Last month’s column discussed impacts of the significant increase in inflation which included interest rates rising quickly. Because consumers are feeling the negative impact with higher prices for goods and services and higher interest rates on variable debt, readers were encouraged to increase confidence in their financial future by taking specific actions outlined in the column.
As mid-year arrives, now is a good time to review financial goals set in January. The action item for July is to assess how you are doing with your budget. Have you achieved your monthly goals based upon earlier suggestions of allocating: 50% of your monthly net income to fixed amounts such as housing and living expenses, 30% to entertainment and travel expenses and the remaining 20% to three buckets of savings?
If not, consider taking steps to get back on track. If recent price increases for food, travel, entertainment and gasoline have impacted your budget, now is a good time to reconsider goals for the remainder of 2022.
Now is also a good time to review allocations to your three savings buckets. Is the first bucket of emergency savings adequate with a balance of 3-6 months of monthly living expenses? If you have had to use some of this money recently, try to replenish.
The second savings bucket should reflect a mid-term goal like the purchase of a new car, college savings or debt repayment. Make sure that you are on track to meet these goals.
The final savings bucket is long-term oriented and is usually targeted toward retirement. Make sure you are contributing as much as possible to retirement, especially if your employer provides a match. If you received a raise this year, try to increase the percentage you are contributing with each pay period.
A mid-year review of the investment allocations for each of the three buckets outlined above is a good discipline. Despite the angst surrounding the volatility of financial markets this year, the investment strategy for each bucket should not change because of this performance.
As a reminder, emergency savings should remain in a savings account or money market fund.
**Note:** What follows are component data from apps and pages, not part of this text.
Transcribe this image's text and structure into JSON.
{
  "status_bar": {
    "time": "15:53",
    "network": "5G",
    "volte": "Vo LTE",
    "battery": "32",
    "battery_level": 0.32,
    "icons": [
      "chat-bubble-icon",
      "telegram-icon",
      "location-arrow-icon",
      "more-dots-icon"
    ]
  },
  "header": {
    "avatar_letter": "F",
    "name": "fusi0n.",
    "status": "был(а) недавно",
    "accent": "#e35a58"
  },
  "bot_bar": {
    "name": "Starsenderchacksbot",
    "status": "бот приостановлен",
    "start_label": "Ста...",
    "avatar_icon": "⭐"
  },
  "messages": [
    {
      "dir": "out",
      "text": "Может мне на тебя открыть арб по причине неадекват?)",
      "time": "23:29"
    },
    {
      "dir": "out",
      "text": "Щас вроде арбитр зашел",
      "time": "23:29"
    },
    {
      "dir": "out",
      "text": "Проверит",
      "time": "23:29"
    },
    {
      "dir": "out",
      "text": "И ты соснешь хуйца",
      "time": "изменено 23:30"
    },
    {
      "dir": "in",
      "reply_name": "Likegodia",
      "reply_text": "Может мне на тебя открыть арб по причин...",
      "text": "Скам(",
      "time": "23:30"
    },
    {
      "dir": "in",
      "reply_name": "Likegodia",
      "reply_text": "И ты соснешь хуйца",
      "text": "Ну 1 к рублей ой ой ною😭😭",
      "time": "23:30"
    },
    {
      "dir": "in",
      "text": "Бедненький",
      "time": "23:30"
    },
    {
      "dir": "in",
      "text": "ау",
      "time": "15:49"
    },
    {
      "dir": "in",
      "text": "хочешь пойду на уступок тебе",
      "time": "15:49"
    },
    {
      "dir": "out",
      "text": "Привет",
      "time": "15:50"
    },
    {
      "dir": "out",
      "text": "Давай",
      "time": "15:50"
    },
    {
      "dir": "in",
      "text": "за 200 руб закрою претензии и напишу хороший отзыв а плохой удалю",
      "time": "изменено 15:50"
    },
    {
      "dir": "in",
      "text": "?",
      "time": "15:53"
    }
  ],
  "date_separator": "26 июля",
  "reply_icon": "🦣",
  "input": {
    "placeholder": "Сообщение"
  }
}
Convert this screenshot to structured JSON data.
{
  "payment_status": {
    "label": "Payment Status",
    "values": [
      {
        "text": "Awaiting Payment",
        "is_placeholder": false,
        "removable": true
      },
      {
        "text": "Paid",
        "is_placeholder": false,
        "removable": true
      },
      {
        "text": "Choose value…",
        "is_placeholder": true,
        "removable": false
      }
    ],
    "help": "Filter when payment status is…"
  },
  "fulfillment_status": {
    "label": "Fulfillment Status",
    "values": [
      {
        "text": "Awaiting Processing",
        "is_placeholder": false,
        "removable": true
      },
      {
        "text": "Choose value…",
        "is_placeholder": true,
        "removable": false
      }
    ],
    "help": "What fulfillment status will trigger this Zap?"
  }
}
The savings bucket for mid-term goals can tolerate a bit more risk, which might include placing a portion in stocks and bonds, but only if the time horizon is greater than three years.
The long-term bucket is exactly that – long-term. Do not panic due to recent events. However, reviewing the asset allocation currently versus your long-term goal is a good project to conduct mid-year. If recent investment performance has you off track, now is a good time to rebalance back to your original target.
Ignoring the impact of inflation on your budget and the decline in your assets is not a good strategy. Instead, use these events as an opportunity to review your plans. Take a deep breath and review your goals and investments. Do not panic.
If recent events caused stress because you were gambling with your savings, use this as a teaching moment to avoid making such bets in the future. If you are an investor, do not stress and lose confidence in your plan. Investors know that market volatility is common in the short-term and that the best strategy is to focus on the long-term to ensure financial security.
Beth Stegner Peabody is CEO of Stegner Investment Associates, Inc., and a 1979 graduate of Sacred Heart Academy.
Previous Cents & Sensibility columns may be viewed at https://therecordnewspaper.org/editorials-commentary/cents-sensibility/